Problem description: If a line in the data contains "content", copy it out.

Material for the task Block Start

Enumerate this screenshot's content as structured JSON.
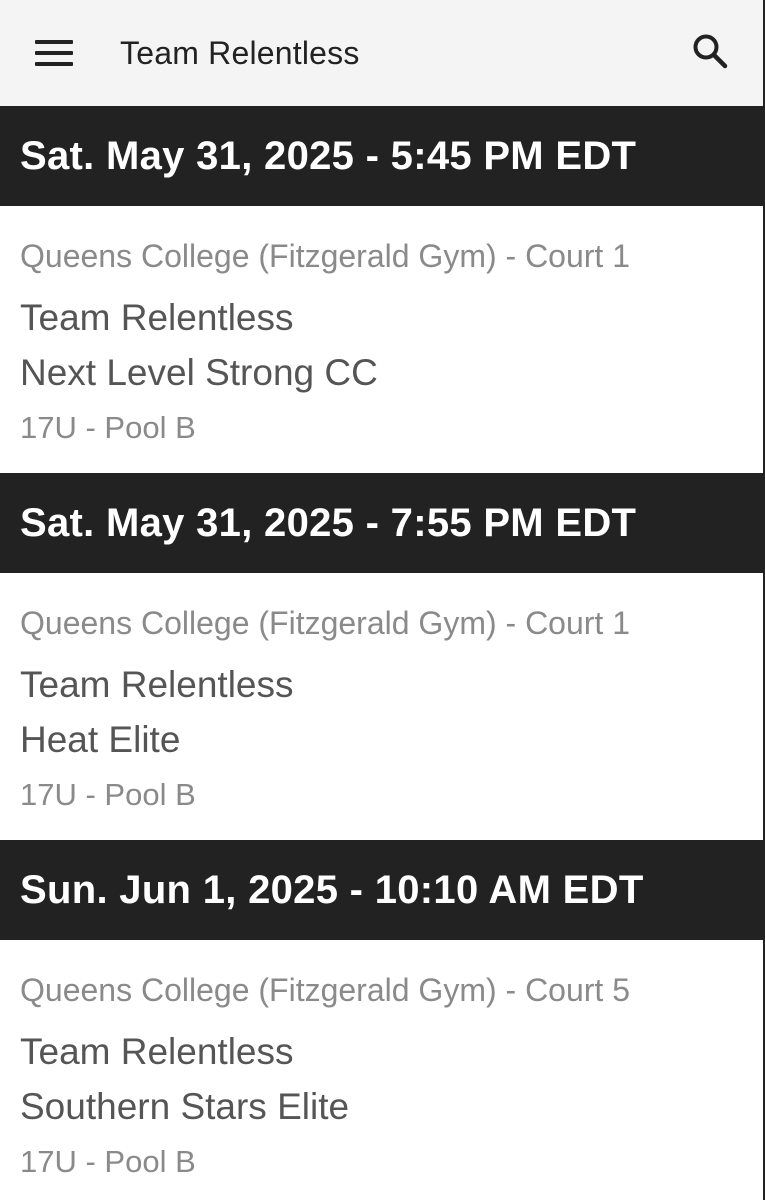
{
  "appbar": {
    "title": "Team Relentless",
    "menu_icon": "hamburger-menu-icon",
    "search_icon": "search-icon"
  },
  "games": [
    {
      "datetime": "Sat. May 31, 2025 - 5:45 PM EDT",
      "venue": "Queens College (Fitzgerald Gym) - Court 1",
      "team1": "Team Relentless",
      "team2": "Next Level Strong CC",
      "division": "17U - Pool B"
    },
    {
      "datetime": "Sat. May 31, 2025 - 7:55 PM EDT",
      "venue": "Queens College (Fitzgerald Gym) - Court 1",
      "team1": "Team Relentless",
      "team2": "Heat Elite",
      "division": "17U - Pool B"
    },
    {
      "datetime": "Sun. Jun 1, 2025 - 10:10 AM EDT",
      "venue": "Queens College (Fitzgerald Gym) - Court 5",
      "team1": "Team Relentless",
      "team2": "Southern Stars Elite",
      "division": "17U - Pool B"
    }
  ],
  "colors": {
    "appbar_bg": "#f4f4f4",
    "header_bg": "#222222",
    "header_text": "#ffffff",
    "secondary_text": "#8a8a8a",
    "primary_text": "#555555"
  }
}
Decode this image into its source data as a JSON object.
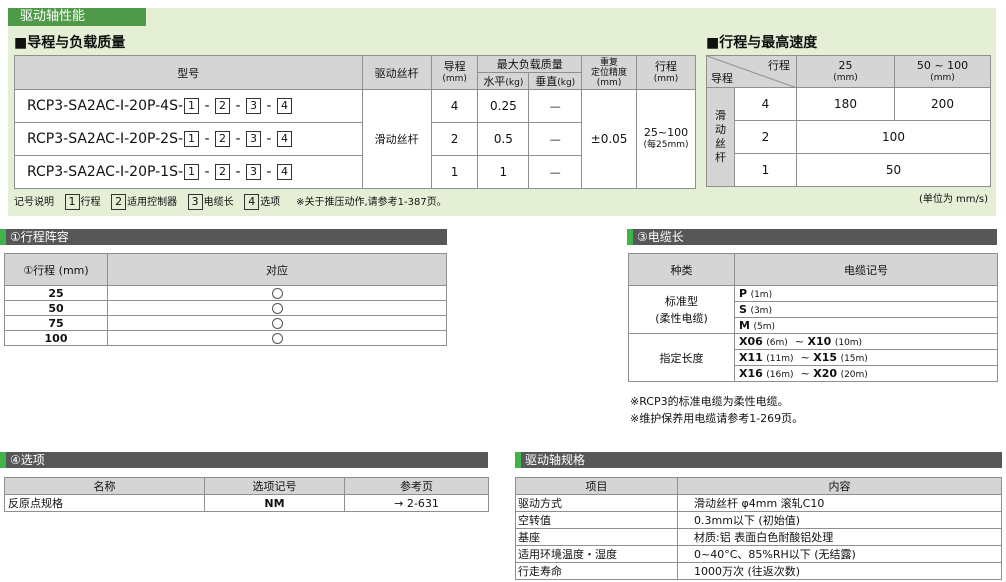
{
  "top_section": {
    "title": "驱动轴性能",
    "lead_load": {
      "title": "■导程与负载质量",
      "headers": {
        "model": "型号",
        "drive": "驱动丝杆",
        "lead": "导程",
        "lead_unit": "(mm)",
        "max_load": "最大负载质量",
        "horizontal": "水平",
        "vertical": "垂直",
        "load_unit": "(kg)",
        "repeat1": "重复",
        "repeat2": "定位精度",
        "repeat_unit": "(mm)",
        "stroke": "行程",
        "stroke_unit": "(mm)"
      },
      "rows": [
        {
          "model": "RCP3-SA2AC-I-20P-4S-",
          "lead": "4",
          "horizontal": "0.25",
          "vertical": "—"
        },
        {
          "model": "RCP3-SA2AC-I-20P-2S-",
          "lead": "2",
          "horizontal": "0.5",
          "vertical": "—"
        },
        {
          "model": "RCP3-SA2AC-I-20P-1S-",
          "lead": "1",
          "horizontal": "1",
          "vertical": "—"
        }
      ],
      "sep": "-",
      "box1": "1",
      "box2": "2",
      "box3": "3",
      "box4": "4",
      "drive_value": "滑动丝杆",
      "repeat_value": "±0.05",
      "stroke_value": "25~100",
      "stroke_note": "(每25mm)"
    },
    "legend": {
      "prefix": "记号说明",
      "b1": "1",
      "l1": "行程",
      "b2": "2",
      "l2": "适用控制器",
      "b3": "3",
      "l3": "电缆长",
      "b4": "4",
      "l4": "选项",
      "note": "※关于推压动作,请参考1-387页。"
    },
    "speed": {
      "title": "■行程与最高速度",
      "corner_top": "行程",
      "corner_bottom": "导程",
      "col1": "25",
      "col1_unit": "(mm)",
      "col2": "50 ~ 100",
      "col2_unit": "(mm)",
      "side_chars": [
        "滑",
        "动",
        "丝",
        "杆"
      ],
      "rows": [
        {
          "lead": "4",
          "v25": "180",
          "v50": "200"
        },
        {
          "lead": "2",
          "v": "100"
        },
        {
          "lead": "1",
          "v": "50"
        }
      ],
      "unit_note": "(单位为 mm/s)"
    }
  },
  "stroke_table": {
    "title": "①行程阵容",
    "col1": "①行程 (mm)",
    "col2": "对应",
    "rows": [
      "25",
      "50",
      "75",
      "100"
    ]
  },
  "cable_table": {
    "title": "③电缆长",
    "col1": "种类",
    "col2": "电缆记号",
    "standard_label1": "标准型",
    "standard_label2": "(柔性电缆)",
    "standard": [
      {
        "code": "P",
        "len": "(1m)"
      },
      {
        "code": "S",
        "len": "(3m)"
      },
      {
        "code": "M",
        "len": "(5m)"
      }
    ],
    "specified_label": "指定长度",
    "specified": [
      {
        "a": "X06",
        "alen": "(6m)",
        "b": "X10",
        "blen": "(10m)"
      },
      {
        "a": "X11",
        "alen": "(11m)",
        "b": "X15",
        "blen": "(15m)"
      },
      {
        "a": "X16",
        "alen": "(16m)",
        "b": "X20",
        "blen": "(20m)"
      }
    ],
    "tilde": "~",
    "note1": "※RCP3的标准电缆为柔性电缆。",
    "note2": "※维护保养用电缆请参考1-269页。"
  },
  "option_table": {
    "title": "④选项",
    "headers": [
      "名称",
      "选项记号",
      "参考页"
    ],
    "row": {
      "name": "反原点规格",
      "code": "NM",
      "page": "→ 2-631"
    }
  },
  "spec_table": {
    "title": "驱动轴规格",
    "headers": [
      "项目",
      "内容"
    ],
    "rows": [
      {
        "item": "驱动方式",
        "content": "滑动丝杆 φ4mm 滚轧C10"
      },
      {
        "item": "空转值",
        "content": "0.3mm以下 (初始值)"
      },
      {
        "item": "基座",
        "content": "材质:铝 表面白色耐酸铝处理"
      },
      {
        "item": "适用环境温度・湿度",
        "content": "0~40°C、85%RH以下 (无结露)"
      },
      {
        "item": "行走寿命",
        "content": "1000万次 (往返次数)"
      }
    ]
  }
}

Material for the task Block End

Written solution:
Enumerate this screenshot's content as structured JSON.
        "content": "滑动丝杆 φ4mm 滚轧C10"
        "content": "0.3mm以下 (初始值)"
        "content": "材质:铝 表面白色耐酸铝处理"
        "content": "0~40°C、85%RH以下 (无结露)"
        "content": "1000万次 (往返次数)"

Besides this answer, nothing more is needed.